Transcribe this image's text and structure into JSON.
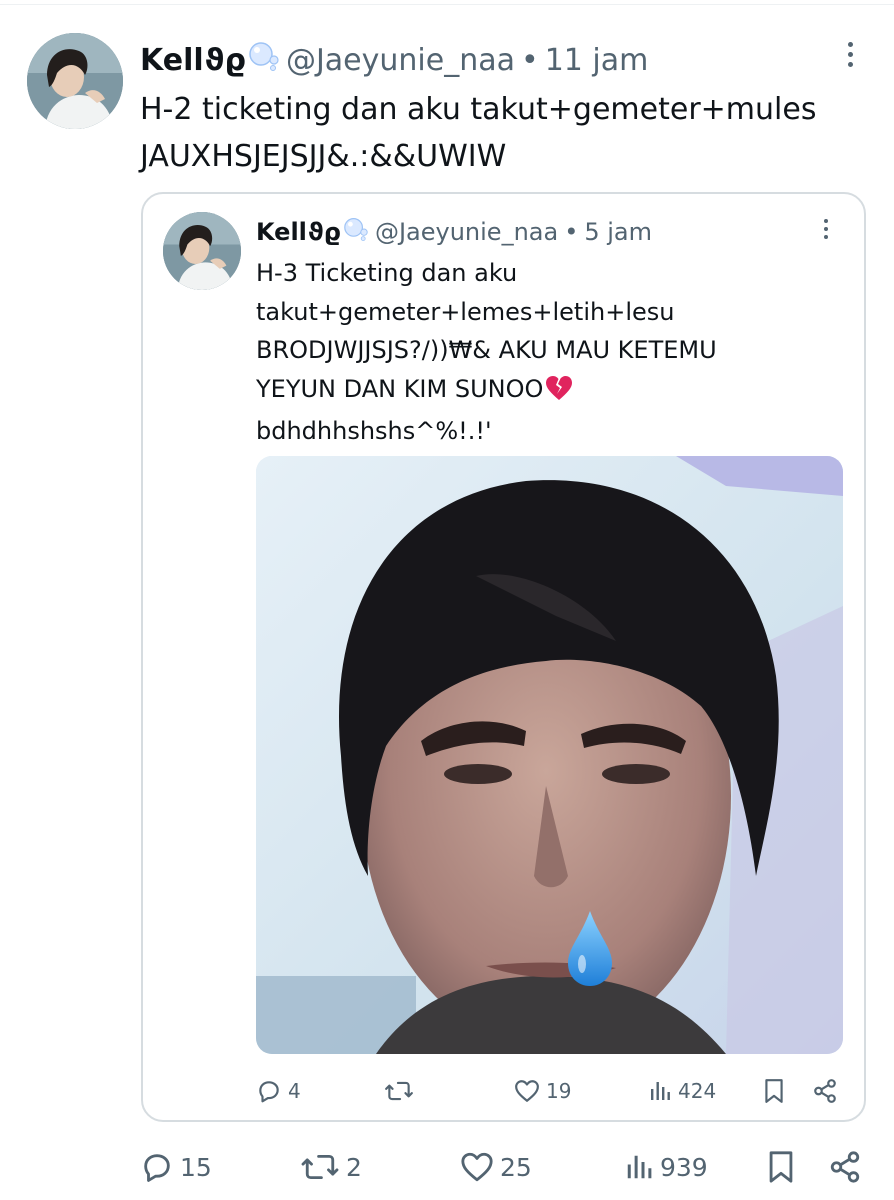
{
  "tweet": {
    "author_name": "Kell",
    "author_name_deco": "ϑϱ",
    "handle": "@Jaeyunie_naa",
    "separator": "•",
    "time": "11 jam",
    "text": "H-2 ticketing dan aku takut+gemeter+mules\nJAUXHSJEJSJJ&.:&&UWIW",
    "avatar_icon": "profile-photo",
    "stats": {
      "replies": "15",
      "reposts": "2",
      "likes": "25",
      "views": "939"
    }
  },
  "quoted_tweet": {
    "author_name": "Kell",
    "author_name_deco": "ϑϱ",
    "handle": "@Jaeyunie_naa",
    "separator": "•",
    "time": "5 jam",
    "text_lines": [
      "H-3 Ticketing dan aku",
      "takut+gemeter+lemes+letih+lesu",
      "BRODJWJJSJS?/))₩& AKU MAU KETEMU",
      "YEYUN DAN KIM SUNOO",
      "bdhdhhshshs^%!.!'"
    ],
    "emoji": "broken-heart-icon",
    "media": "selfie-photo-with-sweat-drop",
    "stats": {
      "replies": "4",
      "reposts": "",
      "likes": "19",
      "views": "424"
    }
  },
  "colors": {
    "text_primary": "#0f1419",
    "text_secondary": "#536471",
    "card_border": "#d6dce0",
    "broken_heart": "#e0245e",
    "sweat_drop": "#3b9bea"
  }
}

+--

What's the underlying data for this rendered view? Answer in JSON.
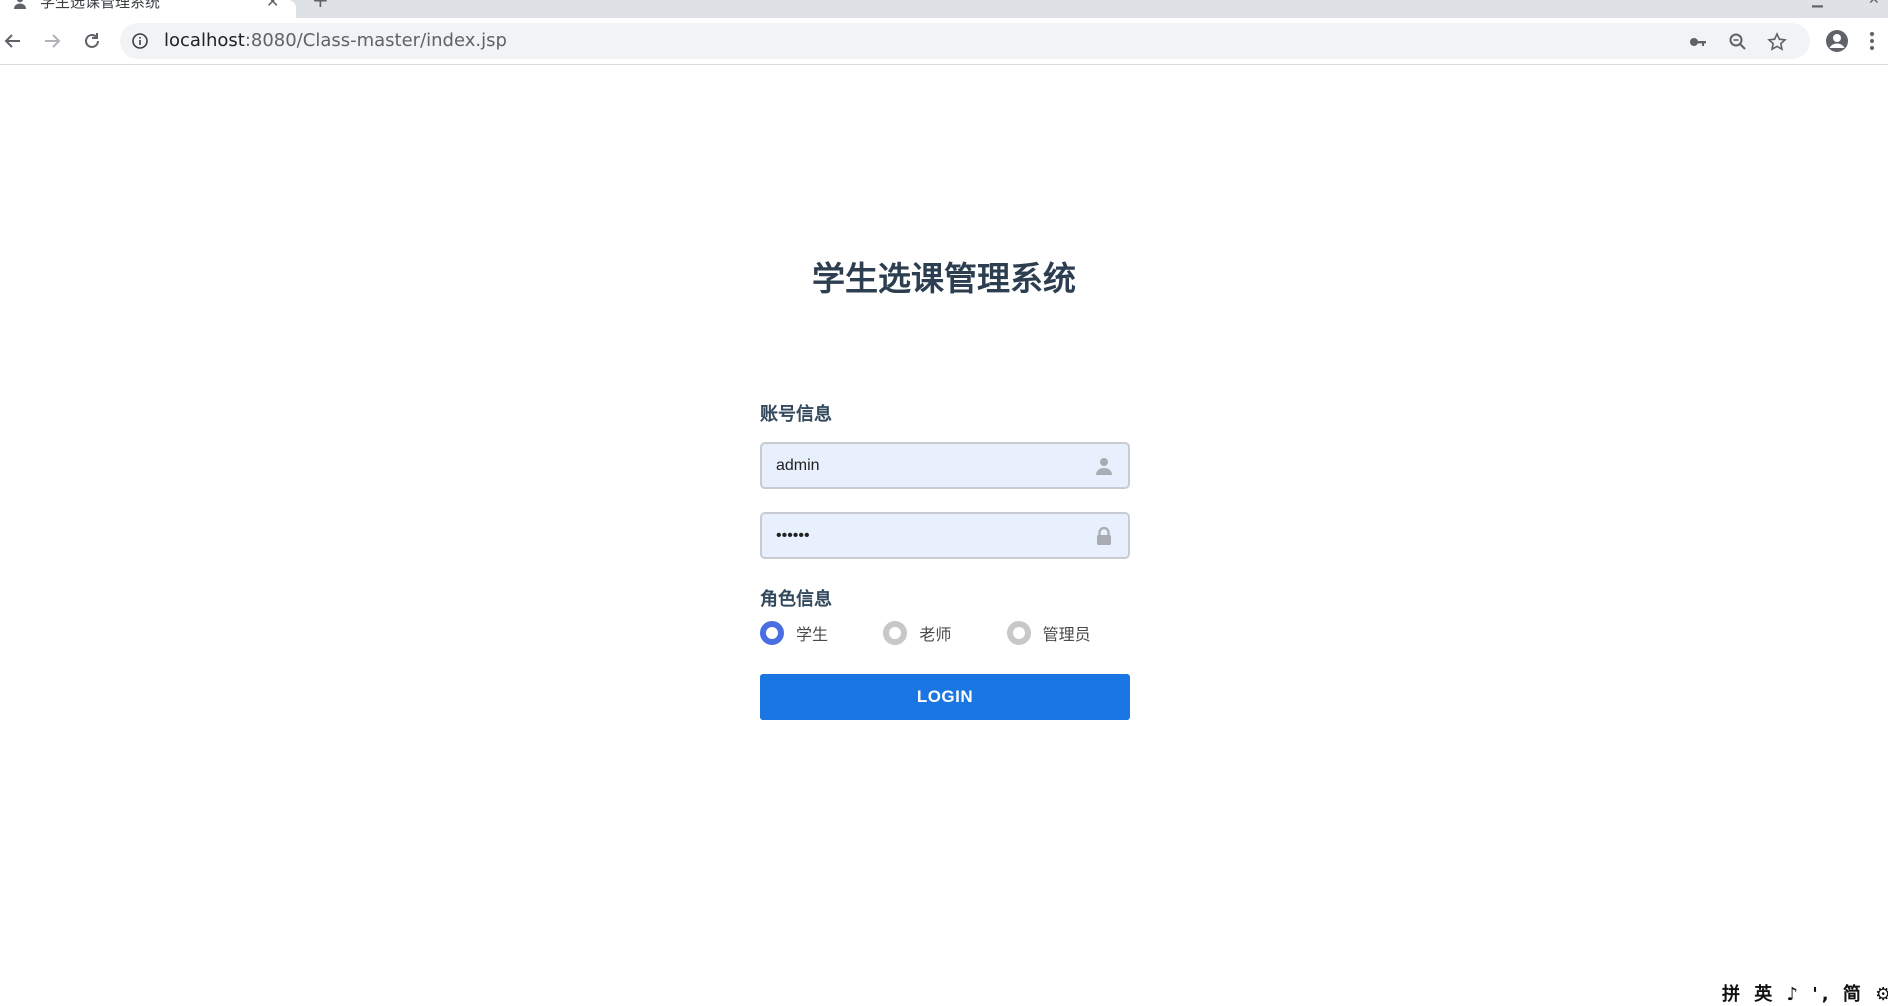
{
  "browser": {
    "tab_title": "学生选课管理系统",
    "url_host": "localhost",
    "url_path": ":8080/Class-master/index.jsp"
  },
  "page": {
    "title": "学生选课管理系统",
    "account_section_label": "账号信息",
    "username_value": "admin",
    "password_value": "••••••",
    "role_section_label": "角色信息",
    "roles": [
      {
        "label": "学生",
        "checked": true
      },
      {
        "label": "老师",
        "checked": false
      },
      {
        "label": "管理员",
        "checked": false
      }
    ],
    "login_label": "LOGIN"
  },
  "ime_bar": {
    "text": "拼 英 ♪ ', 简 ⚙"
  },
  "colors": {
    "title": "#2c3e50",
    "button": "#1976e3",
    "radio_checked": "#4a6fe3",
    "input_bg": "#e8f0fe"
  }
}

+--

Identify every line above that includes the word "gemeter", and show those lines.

    "text": "H-2 ticketing dan aku takut+gemeter+mules\nJAUXHSJEJSJJ&.:&&UWIW",
      "takut+gemeter+lemes+letih+lesu",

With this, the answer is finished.